Finding the key lodged between her compact and the side of her purse, Cordelia let out a triumphant, “Aha!” She let herself in and locked the doors behind her, setting the plastic Blockbuster bag on the coffee table. Everything looked so neat and clean, not like the last time when she had to wade through piles of research just to get to find the living room carpet.
Blame that on Angel, she thought sourly. He wasn’t around long enough to give Wesley anything to do, much less to cause him to get super-absorbed in finding out why some new strain of snot demon was causing sudden attacks of moo-shu flu and how there was a prophesy that involved the vampire-with-a-bad-attitude. Huh. Things were obviously so boring without her around the office, that Wes had nothing better to do than keep his apartment clean.
Impatient, Cordelia was already tired of waiting. Wondering how long Wes was going to be, she rummaged through her purse again and took out her cell phone. Punching in the number two on her speed dial, the action made Cordy realize she’d have to reprogram the number one spot. Thoughts of Angel left her with a scowl on her face. As she waited for the call to go through, she shoved her purse onto the couch, not caring that it hit harder than intended.
Then the beep-boop tones switched over to an automated recording, indicating that Wes either had his phone forwarded or turned off. “Stupid voice mail,” she muttered just before leaving him a message designed to get his butt home asap. “I’m here and I’m bored. Guess I’ll just have to rifle through your stuff while I’m waiting.”
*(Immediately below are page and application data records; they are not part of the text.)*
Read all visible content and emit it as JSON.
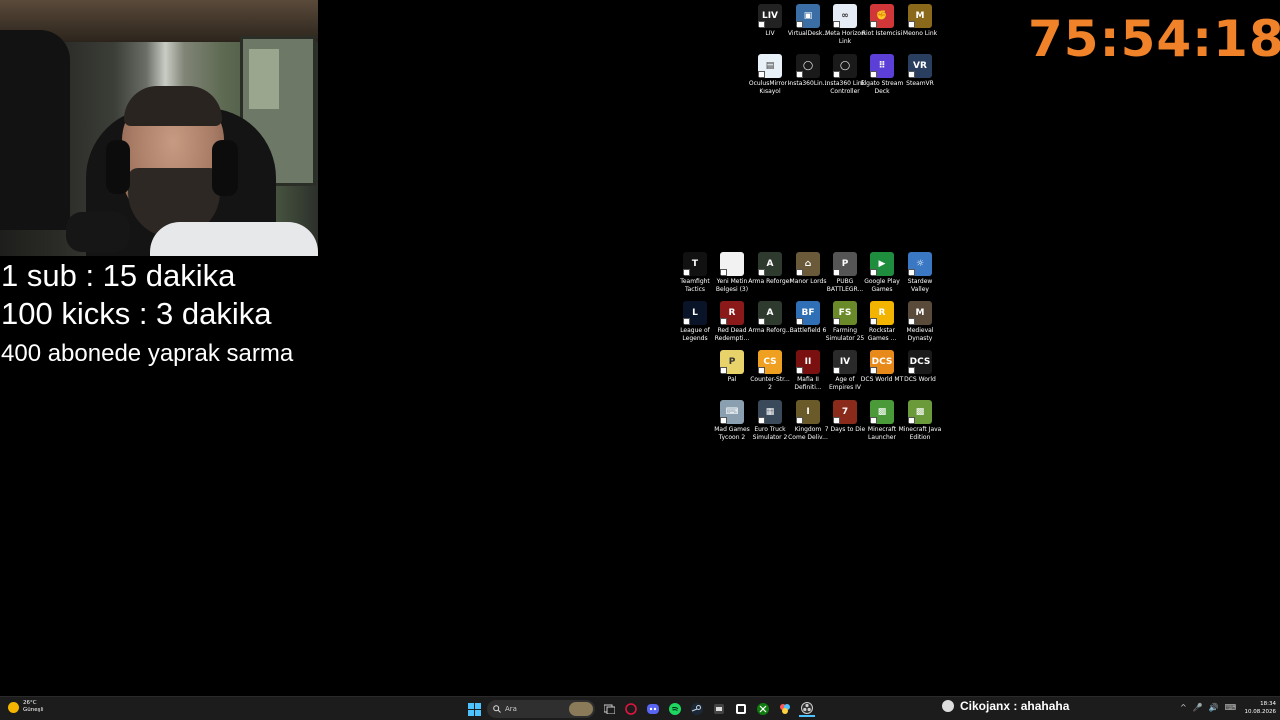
{
  "overlay": {
    "goals": [
      "1 sub : 15 dakika",
      "100 kicks : 3 dakika",
      "400 abonede yaprak sarma"
    ],
    "timer": "75:54:18",
    "timer_color": "#f0822a"
  },
  "desktop_icons": [
    {
      "label": "LIV",
      "glyph": "LIV",
      "bg": "#222222",
      "icon": "liv-icon"
    },
    {
      "label": "VirtualDesk...",
      "glyph": "▣",
      "bg": "#3a6ea5",
      "icon": "virtual-desktop-icon"
    },
    {
      "label": "Meta Horizon Link",
      "glyph": "∞",
      "bg": "#e6ecf5",
      "icon": "meta-horizon-link-icon"
    },
    {
      "label": "Riot İstemcisi",
      "glyph": "✊",
      "bg": "#d13639",
      "icon": "riot-client-icon"
    },
    {
      "label": "Meono Link",
      "glyph": "M",
      "bg": "#8a6a1a",
      "icon": "meono-link-icon"
    },
    {
      "label": "OculusMirror - Kısayol",
      "glyph": "▤",
      "bg": "#e8f0f8",
      "icon": "oculus-mirror-icon"
    },
    {
      "label": "Insta360Lin...",
      "glyph": "◯",
      "bg": "#1a1a1a",
      "icon": "insta360-link-icon"
    },
    {
      "label": "Insta360 Link Controller",
      "glyph": "◯",
      "bg": "#1a1a1a",
      "icon": "insta360-controller-icon"
    },
    {
      "label": "Elgato Stream Deck",
      "glyph": "⠿",
      "bg": "#5b3fd6",
      "icon": "elgato-stream-deck-icon"
    },
    {
      "label": "SteamVR",
      "glyph": "VR",
      "bg": "#2a3f5f",
      "icon": "steamvr-icon"
    },
    {
      "label": "Teamfight Tactics",
      "glyph": "T",
      "bg": "#111111",
      "icon": "teamfight-tactics-icon"
    },
    {
      "label": "Yeni Metin Belgesi (3)",
      "glyph": "",
      "bg": "#f2f2f2",
      "icon": "text-document-icon"
    },
    {
      "label": "Arma Reforger",
      "glyph": "A",
      "bg": "#2f3a2f",
      "icon": "arma-reforger-icon"
    },
    {
      "label": "Manor Lords",
      "glyph": "⌂",
      "bg": "#6a5a3a",
      "icon": "manor-lords-icon"
    },
    {
      "label": "PUBG BATTLEGR...",
      "glyph": "P",
      "bg": "#555555",
      "icon": "pubg-icon"
    },
    {
      "label": "Google Play Games",
      "glyph": "▶",
      "bg": "#1e8e3e",
      "icon": "google-play-games-icon"
    },
    {
      "label": "Stardew Valley",
      "glyph": "☼",
      "bg": "#3a78c4",
      "icon": "stardew-valley-icon"
    },
    {
      "label": "League of Legends",
      "glyph": "L",
      "bg": "#0a1428",
      "icon": "league-of-legends-icon"
    },
    {
      "label": "Red Dead Redempti...",
      "glyph": "R",
      "bg": "#8a1a1a",
      "icon": "red-dead-redemption-icon"
    },
    {
      "label": "Arma Reforg...",
      "glyph": "A",
      "bg": "#2f3a2f",
      "icon": "arma-reforger-2-icon"
    },
    {
      "label": "Battlefield 6",
      "glyph": "BF",
      "bg": "#2f6fb5",
      "icon": "battlefield-6-icon"
    },
    {
      "label": "Farming Simulator 25",
      "glyph": "FS",
      "bg": "#6a8a2a",
      "icon": "farming-simulator-icon"
    },
    {
      "label": "Rockstar Games ...",
      "glyph": "R",
      "bg": "#f3b400",
      "icon": "rockstar-games-icon"
    },
    {
      "label": "Medieval Dynasty",
      "glyph": "M",
      "bg": "#5a4a3a",
      "icon": "medieval-dynasty-icon"
    },
    {
      "label": "Pal",
      "glyph": "P",
      "bg": "#e8d26a",
      "icon": "palworld-icon"
    },
    {
      "label": "Counter-Str... 2",
      "glyph": "CS",
      "bg": "#f0a020",
      "icon": "counter-strike-2-icon"
    },
    {
      "label": "Mafia II Definiti...",
      "glyph": "II",
      "bg": "#7a1010",
      "icon": "mafia-2-icon"
    },
    {
      "label": "Age of Empires IV",
      "glyph": "IV",
      "bg": "#2a2a2a",
      "icon": "age-of-empires-icon"
    },
    {
      "label": "DCS World MT",
      "glyph": "DCS",
      "bg": "#e88a1a",
      "icon": "dcs-world-mt-icon"
    },
    {
      "label": "DCS World",
      "glyph": "DCS",
      "bg": "#1a1a1a",
      "icon": "dcs-world-icon"
    },
    {
      "label": "Mad Games Tycoon 2",
      "glyph": "⌨",
      "bg": "#8aa0b0",
      "icon": "mad-games-tycoon-icon"
    },
    {
      "label": "Euro Truck Simulator 2",
      "glyph": "▦",
      "bg": "#3a4a5a",
      "icon": "euro-truck-simulator-icon"
    },
    {
      "label": "Kingdom Come Deliv...",
      "glyph": "I",
      "bg": "#6a5a2a",
      "icon": "kingdom-come-icon"
    },
    {
      "label": "7 Days to Die",
      "glyph": "7",
      "bg": "#8a2a1a",
      "icon": "7-days-to-die-icon"
    },
    {
      "label": "Minecraft Launcher",
      "glyph": "▩",
      "bg": "#4a9a3a",
      "icon": "minecraft-launcher-icon"
    },
    {
      "label": "Minecraft Java Edition",
      "glyph": "▩",
      "bg": "#6a9a3a",
      "icon": "minecraft-java-icon"
    }
  ],
  "taskbar": {
    "weather_temp": "26°C",
    "weather_desc": "Güneşli",
    "search_placeholder": "Ara",
    "chat_user": "Cikojanx",
    "chat_sep": " : ",
    "chat_message": "ahahaha",
    "time": "18:34",
    "date": "10.08.2026",
    "tray": [
      "^",
      "🎤",
      "🔊",
      "⌨",
      "🔔"
    ]
  }
}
Cordelia turned around to toss her cell phone onto the couch next to her purse and let out a short shriek of surprise as she saw Angel standing only three feet away. He closed the distance between them before the sound faded. “Wes won’t be home tonight,” his words sent shivers along her skin. “It’s just you and me.”